WHAT THIS TASK INVOLVES = The whole listing below is to be output exactly, with no line skipped.

SOURCE DATA =
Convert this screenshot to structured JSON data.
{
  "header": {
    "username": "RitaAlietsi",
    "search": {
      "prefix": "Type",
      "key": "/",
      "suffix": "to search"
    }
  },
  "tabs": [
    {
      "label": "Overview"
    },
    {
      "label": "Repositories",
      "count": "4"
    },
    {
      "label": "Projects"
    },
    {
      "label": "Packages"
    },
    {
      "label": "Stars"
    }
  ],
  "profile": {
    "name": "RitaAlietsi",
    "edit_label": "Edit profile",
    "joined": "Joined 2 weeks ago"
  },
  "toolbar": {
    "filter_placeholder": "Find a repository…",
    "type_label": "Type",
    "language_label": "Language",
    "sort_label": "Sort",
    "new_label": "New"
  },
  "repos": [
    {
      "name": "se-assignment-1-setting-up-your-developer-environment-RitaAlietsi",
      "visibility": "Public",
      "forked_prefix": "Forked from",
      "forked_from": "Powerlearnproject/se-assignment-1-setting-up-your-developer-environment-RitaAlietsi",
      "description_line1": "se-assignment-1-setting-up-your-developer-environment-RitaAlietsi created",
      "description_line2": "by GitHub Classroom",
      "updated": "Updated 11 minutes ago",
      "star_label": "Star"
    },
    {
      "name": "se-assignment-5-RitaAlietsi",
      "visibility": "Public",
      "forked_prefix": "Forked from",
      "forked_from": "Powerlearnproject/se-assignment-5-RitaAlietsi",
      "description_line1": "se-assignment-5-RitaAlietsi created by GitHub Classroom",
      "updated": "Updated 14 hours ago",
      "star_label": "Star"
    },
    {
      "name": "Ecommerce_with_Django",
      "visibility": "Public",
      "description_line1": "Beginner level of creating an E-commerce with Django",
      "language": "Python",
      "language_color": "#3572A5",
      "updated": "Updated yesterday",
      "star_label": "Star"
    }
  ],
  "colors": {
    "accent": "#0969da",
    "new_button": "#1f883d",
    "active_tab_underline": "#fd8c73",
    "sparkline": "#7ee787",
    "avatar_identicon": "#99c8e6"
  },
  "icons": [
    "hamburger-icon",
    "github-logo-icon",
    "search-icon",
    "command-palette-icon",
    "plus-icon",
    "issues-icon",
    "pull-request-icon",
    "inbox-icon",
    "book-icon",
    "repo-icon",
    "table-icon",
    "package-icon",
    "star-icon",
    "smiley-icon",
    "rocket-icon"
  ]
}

RESULT =
Convert this screenshot to structured JSON data.
{
  "header": {
    "username": "RitaAlietsi",
    "search": {
      "prefix": "Type",
      "key": "/",
      "suffix": "to search"
    }
  },
  "tabs": [
    {
      "label": "Overview"
    },
    {
      "label": "Repositories",
      "count": "4"
    },
    {
      "label": "Projects"
    },
    {
      "label": "Packages"
    },
    {
      "label": "Stars"
    }
  ],
  "profile": {
    "name": "RitaAlietsi",
    "edit_label": "Edit profile",
    "joined": "Joined 2 weeks ago"
  },
  "toolbar": {
    "filter_placeholder": "Find a repository…",
    "type_label": "Type",
    "language_label": "Language",
    "sort_label": "Sort",
    "new_label": "New"
  },
  "repos": [
    {
      "name": "se-assignment-1-setting-up-your-developer-environment-RitaAlietsi",
      "visibility": "Public",
      "forked_prefix": "Forked from",
      "forked_from": "Powerlearnproject/se-assignment-1-setting-up-your-developer-environment-RitaAlietsi",
      "description_line1": "se-assignment-1-setting-up-your-developer-environment-RitaAlietsi created",
      "description_line2": "by GitHub Classroom",
      "updated": "Updated 11 minutes ago",
      "star_label": "Star"
    },
    {
      "name": "se-assignment-5-RitaAlietsi",
      "visibility": "Public",
      "forked_prefix": "Forked from",
      "forked_from": "Powerlearnproject/se-assignment-5-RitaAlietsi",
      "description_line1": "se-assignment-5-RitaAlietsi created by GitHub Classroom",
      "updated": "Updated 14 hours ago",
      "star_label": "Star"
    },
    {
      "name": "Ecommerce_with_Django",
      "visibility": "Public",
      "description_line1": "Beginner level of creating an E-commerce with Django",
      "language": "Python",
      "language_color": "#3572A5",
      "updated": "Updated yesterday",
      "star_label": "Star"
    }
  ],
  "colors": {
    "accent": "#0969da",
    "new_button": "#1f883d",
    "active_tab_underline": "#fd8c73",
    "sparkline": "#7ee787",
    "avatar_identicon": "#99c8e6"
  },
  "icons": [
    "hamburger-icon",
    "github-logo-icon",
    "search-icon",
    "command-palette-icon",
    "plus-icon",
    "issues-icon",
    "pull-request-icon",
    "inbox-icon",
    "book-icon",
    "repo-icon",
    "table-icon",
    "package-icon",
    "star-icon",
    "smiley-icon",
    "rocket-icon"
  ]
}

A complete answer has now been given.